## ABOUT THIS EXERCISE
Omit every picture and output the rest of the records exactly as they are.

## SOURCE MATERIAL
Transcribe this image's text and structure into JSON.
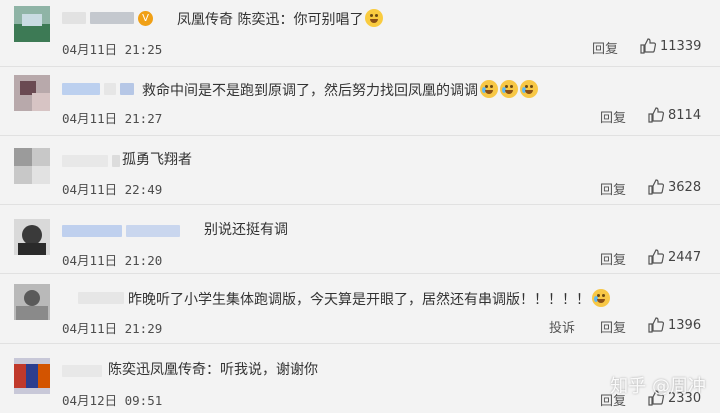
{
  "comments": [
    {
      "text": "凤凰传奇 陈奕迅：你可别唱了",
      "time": "04月11日 21:25",
      "reply": "回复",
      "likes": "11339",
      "emoji": "dog-face"
    },
    {
      "text": "救命中间是不是跑到原调了，然后努力找回凤凰的调调",
      "time": "04月11日 21:27",
      "reply": "回复",
      "likes": "8114",
      "emoji": "crying-laughing-face"
    },
    {
      "text": "孤勇飞翔者",
      "time": "04月11日 22:49",
      "reply": "回复",
      "likes": "3628"
    },
    {
      "text": "别说还挺有调",
      "time": "04月11日 21:20",
      "reply": "回复",
      "likes": "2447"
    },
    {
      "text": "昨晚听了小学生集体跑调版，今天算是开眼了，居然还有串调版！！！！！",
      "time": "04月11日 21:29",
      "report": "投诉",
      "reply": "回复",
      "likes": "1396",
      "emoji": "laughing-tears-face"
    },
    {
      "text": "陈奕迅凤凰传奇：听我说，谢谢你",
      "time": "04月12日 09:51",
      "reply": "回复",
      "likes": "2330"
    }
  ],
  "watermark": "知乎 @周冲",
  "colors": {
    "background": "#f3f3f3",
    "verified_badge": "#f0a016",
    "emoji": "#f9cb3f"
  }
}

## OUTPUT FOR THIS EXERCISE
Transcribe this image's text and structure into JSON.
{
  "comments": [
    {
      "text": "凤凰传奇 陈奕迅：你可别唱了",
      "time": "04月11日 21:25",
      "reply": "回复",
      "likes": "11339",
      "emoji": "dog-face"
    },
    {
      "text": "救命中间是不是跑到原调了，然后努力找回凤凰的调调",
      "time": "04月11日 21:27",
      "reply": "回复",
      "likes": "8114",
      "emoji": "crying-laughing-face"
    },
    {
      "text": "孤勇飞翔者",
      "time": "04月11日 22:49",
      "reply": "回复",
      "likes": "3628"
    },
    {
      "text": "别说还挺有调",
      "time": "04月11日 21:20",
      "reply": "回复",
      "likes": "2447"
    },
    {
      "text": "昨晚听了小学生集体跑调版，今天算是开眼了，居然还有串调版！！！！！",
      "time": "04月11日 21:29",
      "report": "投诉",
      "reply": "回复",
      "likes": "1396",
      "emoji": "laughing-tears-face"
    },
    {
      "text": "陈奕迅凤凰传奇：听我说，谢谢你",
      "time": "04月12日 09:51",
      "reply": "回复",
      "likes": "2330"
    }
  ],
  "watermark": "知乎 @周冲",
  "colors": {
    "background": "#f3f3f3",
    "verified_badge": "#f0a016",
    "emoji": "#f9cb3f"
  }
}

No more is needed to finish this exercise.